Blank ballots PP (19), PSE–EE (13)
32 / 75
Do not vote: EH (7)
Absences: EA (1)
Source: historiaelectoral.com

Notes

  1. ^ A 2000 legal amendment had seen the electoral threshold being lowered from five to three percent.

References
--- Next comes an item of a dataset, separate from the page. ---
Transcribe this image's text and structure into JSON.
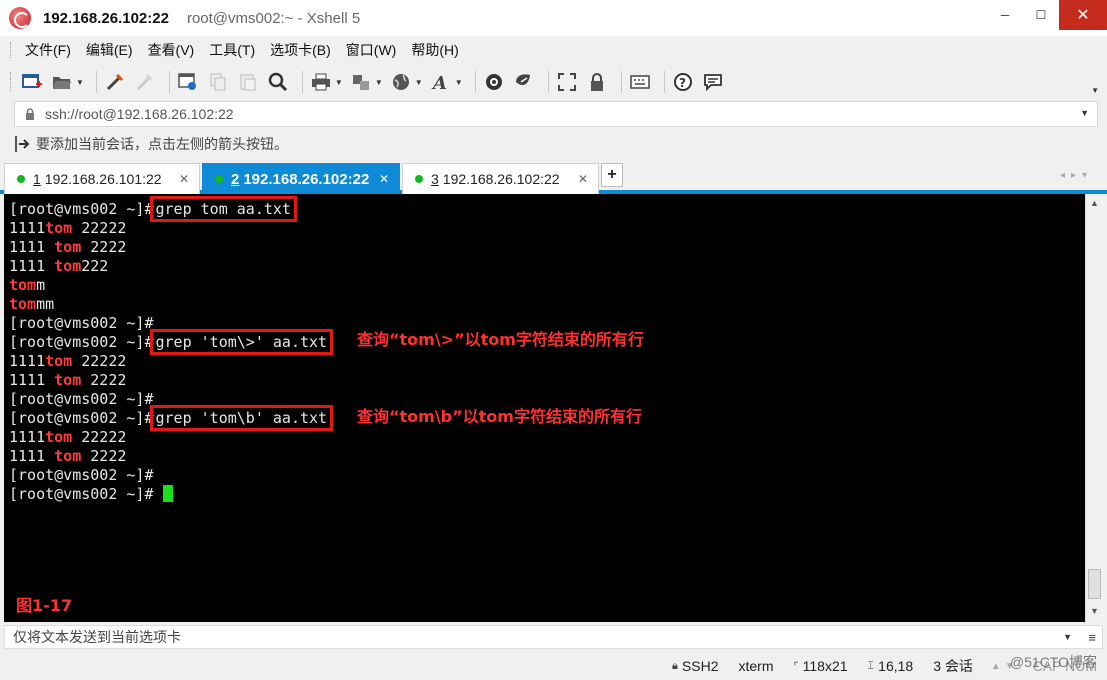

  1. ^ a b c Statute of Autonomy for the Basque Country of 1979, Organic Law No. 3 of December 18, 1979 Official State Gazette (in Spanish). Retrieved on 17 July 2017.
  2. ^ "Effective threshold in electoral systems". Trinity College, Dublin. 30 July 2012. Retrieved 22 July 2017. 
  3. ^ a b c Basque Parliament Elections Law of 1990, Law No. 5 of June 15, 1990 Official Gazette of the Basque Country (in Spanish). Retrieved on 17 July 2017.
  4. ^ "Principales series desde 1971. Resultados por Provincias. Población residente por fecha, sexo y edad". ine.es (in Spanish). National Institute of Statistics. Retrieved 8 August 2017. 
  5. ^ General Electoral System Organic Law of 1985, Organic Law No. 5 of June 19, 1985 Official State Gazette (in Spanish). Retrieved on 28 December 2016.
  6. ^ "Representation of the people Institutional Act". juntaelectoralcentral.es. Central Electoral Commission. Retrieved 16 June 2017. 
  7. ^ Government Law of 1981, Law No. 7 of June 30, 1981 Official Gazette of the Basque Country (in Spanish). Retrieved on 17 July 2017.
  8. ^ "Election Results Archive". euskadi.eus (in Spanish). Basque Government. Retrieved 24 September 2017. 
  9. ^ "Basque Parliament elections since 1980". historiaelectoral.com (in Spanish). Electoral History. Retrieved 24 September 2017.